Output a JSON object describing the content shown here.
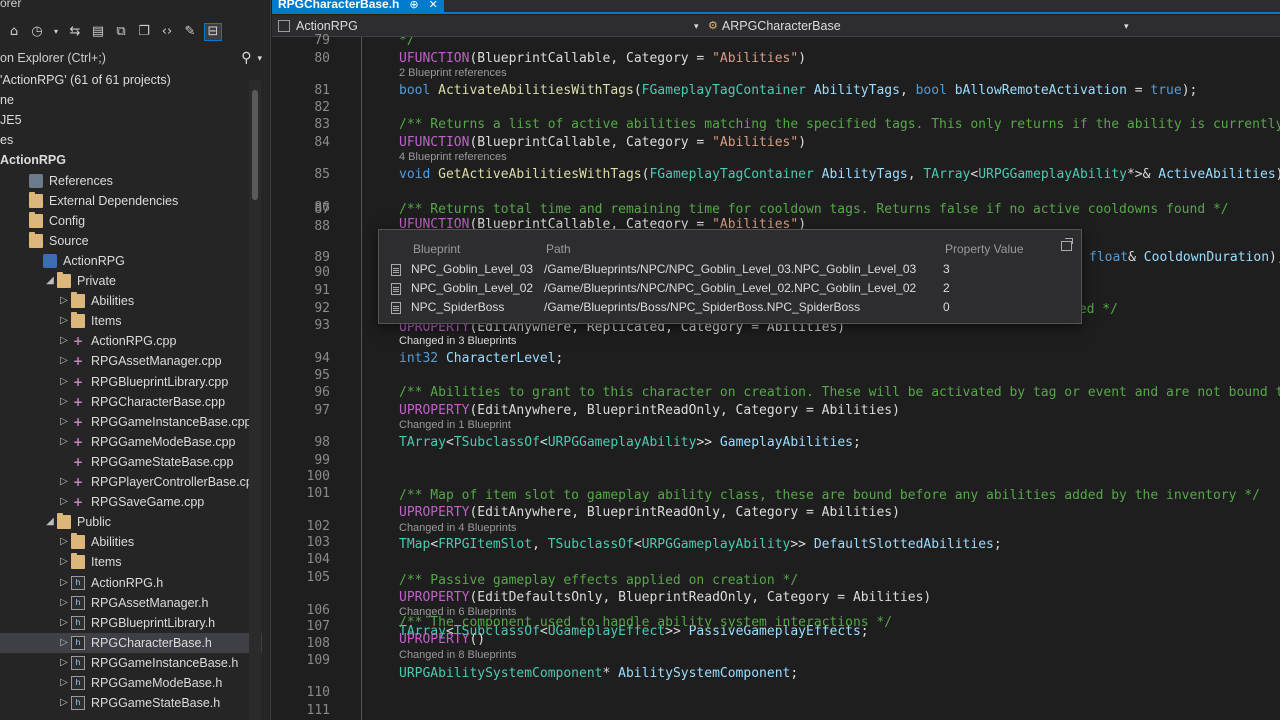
{
  "explorer": {
    "title": "orer",
    "search_placeholder": "on Explorer (Ctrl+;)",
    "toolbar_icons": [
      "home-icon",
      "history-icon",
      "sync-icon",
      "switch-views-icon",
      "collapse-all-icon",
      "show-files-icon",
      "code-view-icon",
      "properties-icon",
      "preview-icon"
    ],
    "tree": [
      {
        "label": "'ActionRPG' (61 of 61 projects)",
        "icon": "none",
        "expander": ""
      },
      {
        "label": "ne",
        "icon": "none",
        "expander": ""
      },
      {
        "label": "JE5",
        "icon": "none",
        "expander": ""
      },
      {
        "label": "es",
        "icon": "none",
        "expander": ""
      },
      {
        "label": "ActionRPG",
        "icon": "none",
        "expander": "",
        "bold": true
      },
      {
        "label": "References",
        "icon": "references-icon",
        "expander": ""
      },
      {
        "label": "External Dependencies",
        "icon": "folder-icon",
        "expander": ""
      },
      {
        "label": "Config",
        "icon": "folder-icon",
        "expander": ""
      },
      {
        "label": "Source",
        "icon": "folder-icon",
        "expander": ""
      },
      {
        "label": "ActionRPG",
        "icon": "project-icon",
        "expander": ""
      },
      {
        "label": "Private",
        "icon": "folder-icon",
        "expander": "◢"
      },
      {
        "label": "Abilities",
        "icon": "folder-icon",
        "expander": "▷"
      },
      {
        "label": "Items",
        "icon": "folder-icon",
        "expander": "▷"
      },
      {
        "label": "ActionRPG.cpp",
        "icon": "cpp-file-icon",
        "expander": "▷"
      },
      {
        "label": "RPGAssetManager.cpp",
        "icon": "cpp-file-icon",
        "expander": "▷"
      },
      {
        "label": "RPGBlueprintLibrary.cpp",
        "icon": "cpp-file-icon",
        "expander": "▷"
      },
      {
        "label": "RPGCharacterBase.cpp",
        "icon": "cpp-file-icon",
        "expander": "▷"
      },
      {
        "label": "RPGGameInstanceBase.cpp",
        "icon": "cpp-file-icon",
        "expander": "▷"
      },
      {
        "label": "RPGGameModeBase.cpp",
        "icon": "cpp-file-icon",
        "expander": "▷"
      },
      {
        "label": "RPGGameStateBase.cpp",
        "icon": "cpp-file-icon",
        "expander": ""
      },
      {
        "label": "RPGPlayerControllerBase.cpp",
        "icon": "cpp-file-icon",
        "expander": "▷"
      },
      {
        "label": "RPGSaveGame.cpp",
        "icon": "cpp-file-icon",
        "expander": "▷"
      },
      {
        "label": "Public",
        "icon": "folder-icon",
        "expander": "◢"
      },
      {
        "label": "Abilities",
        "icon": "folder-icon",
        "expander": "▷"
      },
      {
        "label": "Items",
        "icon": "folder-icon",
        "expander": "▷"
      },
      {
        "label": "ActionRPG.h",
        "icon": "header-file-icon",
        "expander": "▷"
      },
      {
        "label": "RPGAssetManager.h",
        "icon": "header-file-icon",
        "expander": "▷"
      },
      {
        "label": "RPGBlueprintLibrary.h",
        "icon": "header-file-icon",
        "expander": "▷"
      },
      {
        "label": "RPGCharacterBase.h",
        "icon": "header-file-icon",
        "expander": "▷",
        "selected": true
      },
      {
        "label": "RPGGameInstanceBase.h",
        "icon": "header-file-icon",
        "expander": "▷"
      },
      {
        "label": "RPGGameModeBase.h",
        "icon": "header-file-icon",
        "expander": "▷"
      },
      {
        "label": "RPGGameStateBase.h",
        "icon": "header-file-icon",
        "expander": "▷"
      }
    ]
  },
  "editor": {
    "tab": {
      "title": "RPGCharacterBase.h",
      "pin": "⊕",
      "close": "✕"
    },
    "nav": {
      "project": "ActionRPG",
      "member": "ARPGCharacterBase"
    },
    "line_numbers": [
      "79",
      "80",
      "81",
      "82",
      "83",
      "84",
      "85",
      "86",
      "87",
      "88",
      "89",
      "90",
      "91",
      "92",
      "93",
      "94",
      "95",
      "96",
      "97",
      "98",
      "99",
      "100",
      "101",
      "102",
      "103",
      "104",
      "105",
      "106",
      "107",
      "108",
      "109",
      "110",
      "111"
    ],
    "code": [
      [
        [
          "cm",
          "*/"
        ]
      ],
      [
        [
          "mac",
          "UFUNCTION"
        ],
        [
          "pl",
          "(BlueprintCallable, Category = "
        ],
        [
          "st",
          "\"Abilities\""
        ],
        [
          "pl",
          ")"
        ]
      ],
      [
        [
          "gy",
          "2 Blueprint references"
        ]
      ],
      [
        [
          "kw",
          "bool "
        ],
        [
          "fn",
          "ActivateAbilitiesWithTags"
        ],
        [
          "pl",
          "("
        ],
        [
          "ty",
          "FGameplayTagContainer"
        ],
        [
          "pm",
          " AbilityTags"
        ],
        [
          "pl",
          ", "
        ],
        [
          "kw",
          "bool"
        ],
        [
          "pm",
          " bAllowRemoteActivation"
        ],
        [
          "pl",
          " = "
        ],
        [
          "kw",
          "true"
        ],
        [
          "pl",
          ");"
        ]
      ],
      [],
      [
        [
          "cm",
          "/** Returns a list of active abilities matching the specified tags. This only returns if the ability is currently r"
        ]
      ],
      [
        [
          "mac",
          "UFUNCTION"
        ],
        [
          "pl",
          "(BlueprintCallable, Category = "
        ],
        [
          "st",
          "\"Abilities\""
        ],
        [
          "pl",
          ")"
        ]
      ],
      [
        [
          "gy",
          "4 Blueprint references"
        ]
      ],
      [
        [
          "kw",
          "void "
        ],
        [
          "fn",
          "GetActiveAbilitiesWithTags"
        ],
        [
          "pl",
          "("
        ],
        [
          "ty",
          "FGameplayTagContainer"
        ],
        [
          "pm",
          " AbilityTags"
        ],
        [
          "pl",
          ", "
        ],
        [
          "ty",
          "TArray"
        ],
        [
          "pl",
          "<"
        ],
        [
          "ty",
          "URPGGameplayAbility"
        ],
        [
          "pl",
          "*>& "
        ],
        [
          "pm",
          "ActiveAbilities"
        ],
        [
          "pl",
          ");"
        ]
      ],
      [],
      [
        [
          "cm",
          "/** Returns total time and remaining time for cooldown tags. Returns false if no active cooldowns found */"
        ]
      ],
      [
        [
          "mac",
          "UFUNCTION"
        ],
        [
          "pl",
          "(BlueprintCallable, Category = "
        ],
        [
          "st",
          "\"Abilities\""
        ],
        [
          "pl",
          ")"
        ]
      ],
      [
        [
          "kw",
          "float"
        ],
        [
          "pl",
          "& "
        ],
        [
          "pm",
          "CooldownDuration"
        ],
        [
          "pl",
          ");"
        ]
      ],
      [
        [
          "kw",
          "pr"
        ]
      ],
      [
        [
          "cm",
          "ned */"
        ]
      ],
      [
        [
          "mac",
          "UPROPERTY"
        ],
        [
          "pl",
          "(EditAnywhere, Replicated, Category = Abilities)"
        ]
      ],
      [
        [
          "pl",
          "Changed in 3 Blueprints"
        ]
      ],
      [
        [
          "kw",
          "int32 "
        ],
        [
          "pm",
          "CharacterLevel"
        ],
        [
          "pl",
          ";"
        ]
      ],
      [],
      [
        [
          "cm",
          "/** Abilities to grant to this character on creation. These will be activated by tag or event and are not bound to"
        ]
      ],
      [
        [
          "mac",
          "UPROPERTY"
        ],
        [
          "pl",
          "(EditAnywhere, BlueprintReadOnly, Category = Abilities)"
        ]
      ],
      [
        [
          "gy",
          "Changed in 1 Blueprint"
        ]
      ],
      [
        [
          "ty",
          "TArray"
        ],
        [
          "pl",
          "<"
        ],
        [
          "ty",
          "TSubclassOf"
        ],
        [
          "pl",
          "<"
        ],
        [
          "ty",
          "URPGGameplayAbility"
        ],
        [
          "pl",
          ">> "
        ],
        [
          "pm",
          "GameplayAbilities"
        ],
        [
          "pl",
          ";"
        ]
      ],
      [],
      [
        [
          "cm",
          "/** Map of item slot to gameplay ability class, these are bound before any abilities added by the inventory */"
        ]
      ],
      [
        [
          "mac",
          "UPROPERTY"
        ],
        [
          "pl",
          "(EditAnywhere, BlueprintReadOnly, Category = Abilities)"
        ]
      ],
      [
        [
          "gy",
          "Changed in 4 Blueprints"
        ]
      ],
      [
        [
          "ty",
          "TMap"
        ],
        [
          "pl",
          "<"
        ],
        [
          "ty",
          "FRPGItemSlot"
        ],
        [
          "pl",
          ", "
        ],
        [
          "ty",
          "TSubclassOf"
        ],
        [
          "pl",
          "<"
        ],
        [
          "ty",
          "URPGGameplayAbility"
        ],
        [
          "pl",
          ">> "
        ],
        [
          "pm",
          "DefaultSlottedAbilities"
        ],
        [
          "pl",
          ";"
        ]
      ],
      [],
      [
        [
          "cm",
          "/** Passive gameplay effects applied on creation */"
        ]
      ],
      [
        [
          "mac",
          "UPROPERTY"
        ],
        [
          "pl",
          "(EditDefaultsOnly, BlueprintReadOnly, Category = Abilities)"
        ]
      ],
      [
        [
          "gy",
          "Changed in 6 Blueprints"
        ]
      ],
      [
        [
          "ty",
          "TArray"
        ],
        [
          "pl",
          "<"
        ],
        [
          "ty",
          "TSubclassOf"
        ],
        [
          "pl",
          "<"
        ],
        [
          "ty",
          "UGameplayEffect"
        ],
        [
          "pl",
          ">> "
        ],
        [
          "pm",
          "PassiveGameplayEffects"
        ],
        [
          "pl",
          ";"
        ]
      ],
      [],
      [
        [
          "cm",
          "/** The component used to handle ability system interactions */"
        ]
      ],
      [
        [
          "mac",
          "UPROPERTY"
        ],
        [
          "pl",
          "()"
        ]
      ],
      [
        [
          "gy",
          "Changed in 8 Blueprints"
        ]
      ],
      [
        [
          "ty",
          "URPGAbilitySystemComponent"
        ],
        [
          "pl",
          "* "
        ],
        [
          "pm",
          "AbilitySystemComponent"
        ],
        [
          "pl",
          ";"
        ]
      ]
    ]
  },
  "popup": {
    "headers": {
      "blueprint": "Blueprint",
      "path": "Path",
      "value": "Property Value"
    },
    "rows": [
      {
        "blueprint": "NPC_Goblin_Level_03",
        "path": "/Game/Blueprints/NPC/NPC_Goblin_Level_03.NPC_Goblin_Level_03",
        "value": "3"
      },
      {
        "blueprint": "NPC_Goblin_Level_02",
        "path": "/Game/Blueprints/NPC/NPC_Goblin_Level_02.NPC_Goblin_Level_02",
        "value": "2"
      },
      {
        "blueprint": "NPC_SpiderBoss",
        "path": "/Game/Blueprints/Boss/NPC_SpiderBoss.NPC_SpiderBoss",
        "value": "0"
      }
    ]
  }
}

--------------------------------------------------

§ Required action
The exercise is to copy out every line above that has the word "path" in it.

§ Written response
      "path": "Path",
        "path": "/Game/Blueprints/NPC/NPC_Goblin_Level_03.NPC_Goblin_Level_03",
        "path": "/Game/Blueprints/NPC/NPC_Goblin_Level_02.NPC_Goblin_Level_02",
        "path": "/Game/Blueprints/Boss/NPC_SpiderBoss.NPC_SpiderBoss",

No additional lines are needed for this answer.